You may be surprised to know how much dogs understand what we say and how we feel.READ MORE >
As you may have heard, January 21 is National Hug Day. But before you throw your arms around your pooch in celebration of this display of affection, let’s explore this question: Do dogs like to be hugged?
Experts in dog behavior believe that, in general, dogs do not like being embraced. However, every dog has a unique personality. Some may dislike hugs more strongly than others, and some may actually adore them.
The closest thing our furry family members do to a hug is something referred to as ‘standing over’.
As primates, we are wired to express affection through hugging. Even chimps do it! But dogs show their love in other ways, as their legs are not exactly made to wrap around another dog or person. Hugging is truly a foreign concept to our canine companions. When you throw your arms around your pup, they’re probably thinking, why does my human do this? – Much like the way we ask ourselves why dogs sniff each other’s behinds when they meet. Although humans and canines have been intimately connected throughout our evolutionary history, there are still some primal instincts and forms of communication that we do not share—and hugging is one of them.
The closest thing our furry family members do to a hug is something referred to as “standing over,” which is when a dog puts their leg over another dog’s back or shoulder. It is not an aggressive behavior, but thought to show competitiveness or control. It’s common to see dogs do this while they’re roughhousing.
So how can you tell what your dog is feeling when you give them a loving squeeze?
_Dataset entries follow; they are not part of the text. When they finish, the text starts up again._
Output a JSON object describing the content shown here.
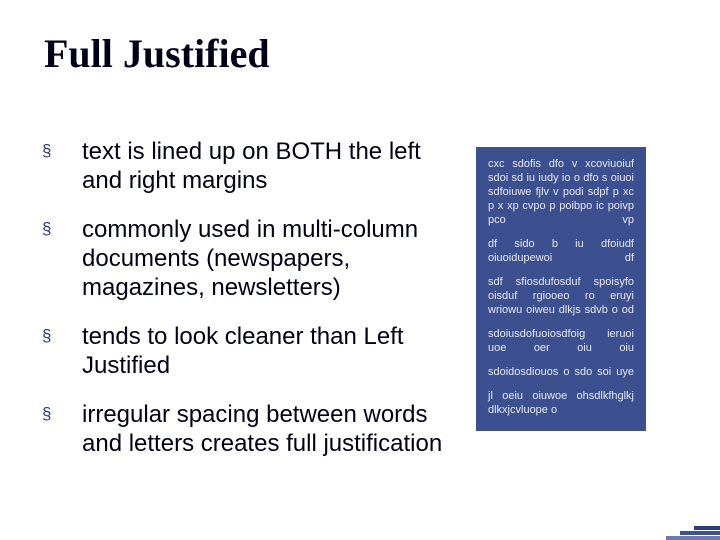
{
  "title": "Full Justified",
  "bullet_marker": "§",
  "bullets": [
    {
      "text": "text is lined up on BOTH the left and right margins"
    },
    {
      "text": "commonly used in multi-column documents (newspapers, magazines, newsletters)"
    },
    {
      "text": "tends to look cleaner than Left Justified"
    },
    {
      "text": "irregular spacing between words and letters creates full justification"
    }
  ],
  "example_paragraphs": [
    "cxc sdofis dfo v xcoviuoiuf sdoi sd iu iudy io o dfo s oiuoi sdfoiuwe fjlv v podi sdpf p xc p x xp cvpo p poibpo ic poivp pco vp",
    "df sido b iu dfoiudf oiuoidupewoi df",
    "sdf sfiosdufosduf spoisyfo oisduf rgiooeo ro eruyi wriowu oiweu dlkjs sdvb o od",
    "sdoiusdofuoiosdfoig ieruoi uoe oer oiu oiu",
    "sdoidosdiouos o sdo soi uye",
    "jl oeiu oiuwoe ohsdlkfhglkj dlkxjcvluope o"
  ]
}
The best way is to observe their body language while you’re hugging them. It’s important to note that just as dogs have their own unique personalities, they also have their own individual ways of expressing emotion.
If you have a dog that that’s not too fond of close contact, he probably won’t enjoy being held or squeezed. In this case, it might be best not to attempt a hug, because, just like us, little things can make our pets anxious. It may be a cause for concern, though, if they start exhibiting unwanted or compulsive behaviors—but don’t fret too much if all they do is pull away from your embrace. Since you know your dog’s personality best, you can probably guess what kinds of interactions your dog will tolerate and what will make them uneasy.
A good way to gauge your dog’s reaction to a hug is to have someone take a picture of the two of you. If you don’t have anyone around to snap a photo of you and your pup, try snapping a selfie or looking in the mirror at your dog’s face when you go in for a hug. A dog that is uncomfortable with an embrace may keep their mouth closed and have a tense expression on their face. They might also hold their ears back against their head or try to escape. Unfortunately, what we believe to be a loving cuddle may come across more to them as a move straight out of a professional wrestling match.
A relaxed dog may pant calmly, its mouth and tongue looking rather slack. If your dog is enjoying your hug, they might also lean into you or lick your face.
Here are some doggie behaviors that can show they like your hugs, or that they’re happy in general:
Dogs wag their tails for many different reasons. It can communicate fear, tension, and happiness as well as a whole swell of other emotions. When a dog is really happy, they tend to wag their tail with their entire back end. You probably notice your dog wagging in this way when you greet them at the door.
If your pup is wagging their tail in a loose, relaxed way, it’s a good indicator that they’re calm and enjoying the moment.
Does your dog put their paw over your arm or on your lap when you hug or scratch them? This could be their way of saying, “I like this attention, keep it coming!”
Paws aren’t just for digging holes in the yard; they’re also a major communication tool for dogs. If your pup ever comes up to you while you’re sitting down or distracted by something and gets your attention with their paw, they could be saying they want water, are hungry, or are just looking for some cuddles.
Our furry family members love to learn, especially when a reward is involved, so it’s possible to use positive reinforcement to teach them that hugs are good and not a threat. Teaching a dog to tolerate hugs can be beneficial in situations when you may need to hold them still, like during a visit to the vet or groomer. Also, if you have small children around your home, it can be helpful to get your dog used to having arms around them.
Here’s what you can do to teach your dog that hugs aren’t so bad after all:
Eventually, the cycle of embracing and treat giving should help your dog associate hugs with something positive.
It’s important to remember that some dogs may really like hugs from their human family, but not from new acquaintances. It’s the same way we like close physical contact from friends or family, but we might feel awkward or freaked out if a stranger gets too close to us. Watch out for warning signs that your dog is uneasy around strangers to prevent any mishaps.
Although we humans communicate differently than our canines, we are still very similar in a lot of ways. It’s amazing how close and compatible our two different species have grown to be. Understanding what our dogs are really saying and listening to them can help us grow even closer.
Check out these additional tips for reading your pet’s body language!